For dessert we often have small pieces of grapes, mango or melon or a Little Yeo yoghurt from Yeo Valley, which Henry LOVES.
Out and about or in a rush?
I love taking Henry out for lunch with his little buddies. Some restaurants, such as Giraffe, offer free kids meals during school holidays – what a great initiative to get kids trying new foods and if there is more than one baby at the meal then why not let the kiddies share plates to explore their tastes even further!
All parents need a ready made meal for their little ones occasionally. There are lots of great natural and organic choices on the market which I personally feel safe feeding to Henry. Some (brands I won’t mention) don’t seem to contain the same level of goodness, nutrition and quality as others, so it is worth reading the labels and be sure to know what you’re feeding your child if you don’t make it yourself.
Pouches are lightweight and great to pack for holidays in case you don’t have cooking facilities, or for the simple fact that you are on holiday too and it’s okay to have a break from peeling, boiling, mashing, portioning, freezing etc! So long as you try and go for pouches with a good reputation and a well balanced nutritional content.
Ella’s Kitchen are of course excelling in the market in terms of food for babies. I found their single flavour pouches a blessing in the beginning, i.e. pear, apple, banana etc – adding a teaspoon or two to Henry’s porridge or even just giving this on it’s own in the very early days. Their pouches are freezable too, so if you only use half a pouch of a main meal or a tablespoon of peas, for example, you can portion the rest in to ice cube trays for the freezer and save for another day.
Henry was recently sent some pouches from Babease to try. Organic and predominately vegetable led, their meals for babies don’t contain fruit fillers (which can cause the risk of developing a “sweet tooth”). In their stage 2 pouches there are no fruits at all which is refreshing in the baby food market.
From the Babease range of recipes, Henry’s favourites so far from Stage 1 are definitely Pumpkin & Pea and Pear & Mixed Berries with Coconut Water, Brown Rice and Quinoa. From the Stage 2 he loves Quinoa, Beetroot, Butternut Squash & Kidney Beans With Onion, Sage & Rapeseed Oil and Pumpkin, Chickpea, Tomato & Brown Rice With Coconut Milk, Herbs & Mild Masala.
So this is my weaning experience so far. We are 2.5 months in and I am happy-ish with how it’s going and feeling more confident than I did. Weaning can be quite a daunting experience – not forgetting the risks of choking, checking that food isn’t too hot, portion control and teaching babies to drink water from a beaker is a task in itself!

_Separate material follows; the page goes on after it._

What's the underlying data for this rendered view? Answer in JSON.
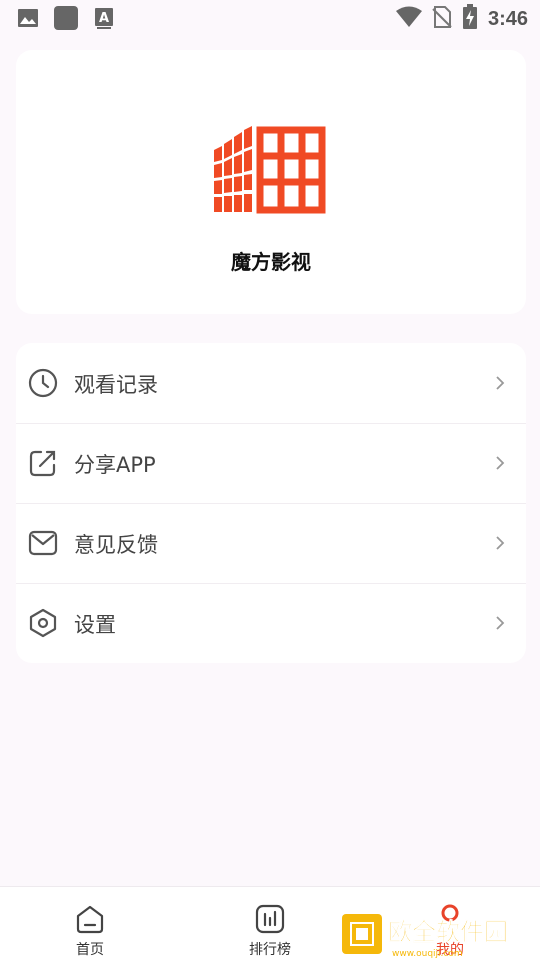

Henry’s milk intake is still high and I’ve slowly managed to get his meal portions proportioned correctly to still allow for the guided 500ml daily allowance of milk. There are certain foods he’s not a huge fan of yet – for example he’s finds eggs, pasta and some flavourless vegetables such as broccoli and cauliflower an effort!
I’ve got some exciting posts coming up from a guest blogger – some delicious yet nutritional baby food recipes so stay tuned for that. 🙂
I’m on the look out for inspiration when it comes to feeding Henry. I want to discover exciting meals and recipes. If you know of any great bloggers to follow or books to buy please let me know!
And are there any useful gadgets I should be using to avoid using every saucepan and utensil I own!?
I also want to learn of meals, especially lunch time meals, that both me and Henry can enjoy together. I often don’t eat lunch until 3pm by the time I’ve prepared his, fed it to him, put him down for a nap, cleared up and then made myself a lame cheese spread sandwich!
If you have ANY advice, and I’m all ears to everyone – whether it’s recipes, snacks, time saving efforts and any general guidance I’d really appreciate it! We mummies are all in this together after all.
Thanks for reading. 🙂